Gluten-Free for the Gluten Sensitive – NYTimes.com

To eat, or not to eat (gluten), that is the question.
The article linked at the bottom is talking about wheat products. All wheat based products contain gluten, and depending on your health sources you should avoid it at all costs or not worry about it at all.

This NY Times piece is quite balanced and discusses the issue from each side of the divide, as well as from the point of view of real medical scientists. Keep in mind, that according to this story, the most recent study; conducted with scientific double blind placebo controls, had a sample size of 34 people. 34? Not 34,000. Not 3,400. Not 340. 34. Well, so much for conducting a definitive study.

I’ve personally never seen a reason to cut wheat glutens from my diet. Consuming wheat has never appeared to have a negative impact on my past performance as a pro racquetball player, a body builder, a runner, or a cyclist. I’ve never had a problem with energy levels or bloating. Those who are most vociferously aligned against wheat gluten seem to take it on faith and dubious pseudo science, or have an actual diagnosed case of celiac disease. The amorphous new “symptoms” newly medically recognized as “gluten sensitivity” seems to be growing, but whether its growth is legitimate or mass hysteria based on marketing is still up in the air. Many body builders and other physique minded people have been claiming for 2 decades that glutens cause bloating and negatively affect abdominal appearance.

Prior to the 1990’s, NO ONE seemed to have a problem with glutens (outside sufferers of celiac disease) and physique athletes didn’t seem to have a problem developing the sculpted bodies made of dreams. Arnold Schwarzenegger himself can be seen wolfing down an entire pizza pie immediately after winning his final Mr. Olympia title in the documentary Pumping Iron, and amid all the conversations the body builders have about nutrition in the film, no one mentions gluten sensitivity.

On the other hand, according to this article, the gluten content of breads has increased dramatically in recent years, and perhaps more people’s systems are unable to cope. It certainly deserves way more comprehensive study.

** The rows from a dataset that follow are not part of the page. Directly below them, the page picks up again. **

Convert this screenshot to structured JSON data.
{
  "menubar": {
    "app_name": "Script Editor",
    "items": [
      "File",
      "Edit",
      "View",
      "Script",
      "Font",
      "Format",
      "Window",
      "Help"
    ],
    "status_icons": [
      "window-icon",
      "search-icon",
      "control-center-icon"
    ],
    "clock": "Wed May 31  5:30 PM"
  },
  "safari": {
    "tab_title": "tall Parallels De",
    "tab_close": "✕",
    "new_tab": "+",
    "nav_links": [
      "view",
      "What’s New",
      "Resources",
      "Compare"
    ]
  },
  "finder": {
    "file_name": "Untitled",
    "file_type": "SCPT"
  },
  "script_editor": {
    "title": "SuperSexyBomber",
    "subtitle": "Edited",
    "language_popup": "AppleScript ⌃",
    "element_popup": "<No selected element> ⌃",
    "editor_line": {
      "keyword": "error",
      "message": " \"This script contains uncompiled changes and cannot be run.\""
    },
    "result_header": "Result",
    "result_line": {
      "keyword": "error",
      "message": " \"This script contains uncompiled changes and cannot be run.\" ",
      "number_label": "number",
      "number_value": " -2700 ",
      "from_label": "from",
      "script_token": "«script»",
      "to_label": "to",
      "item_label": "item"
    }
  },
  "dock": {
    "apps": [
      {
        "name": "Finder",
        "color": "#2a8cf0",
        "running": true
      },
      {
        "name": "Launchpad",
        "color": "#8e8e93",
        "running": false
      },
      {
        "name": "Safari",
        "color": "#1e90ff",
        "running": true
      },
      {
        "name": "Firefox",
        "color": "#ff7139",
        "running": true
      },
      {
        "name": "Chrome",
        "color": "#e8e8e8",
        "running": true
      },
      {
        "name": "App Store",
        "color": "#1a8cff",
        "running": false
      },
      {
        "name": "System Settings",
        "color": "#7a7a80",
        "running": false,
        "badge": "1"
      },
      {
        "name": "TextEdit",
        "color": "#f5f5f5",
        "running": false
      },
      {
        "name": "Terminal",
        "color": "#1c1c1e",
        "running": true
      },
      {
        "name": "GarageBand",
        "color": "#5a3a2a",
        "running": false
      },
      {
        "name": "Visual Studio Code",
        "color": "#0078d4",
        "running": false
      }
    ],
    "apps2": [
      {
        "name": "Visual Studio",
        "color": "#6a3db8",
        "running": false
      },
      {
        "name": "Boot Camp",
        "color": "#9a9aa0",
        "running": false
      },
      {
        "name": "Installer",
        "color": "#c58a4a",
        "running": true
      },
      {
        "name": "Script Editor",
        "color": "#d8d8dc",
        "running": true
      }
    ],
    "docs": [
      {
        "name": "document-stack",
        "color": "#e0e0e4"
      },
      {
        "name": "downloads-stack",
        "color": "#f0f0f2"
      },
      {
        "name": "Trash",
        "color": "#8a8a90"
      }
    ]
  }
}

Do any of my readers have a gluten sensitivity related story to share?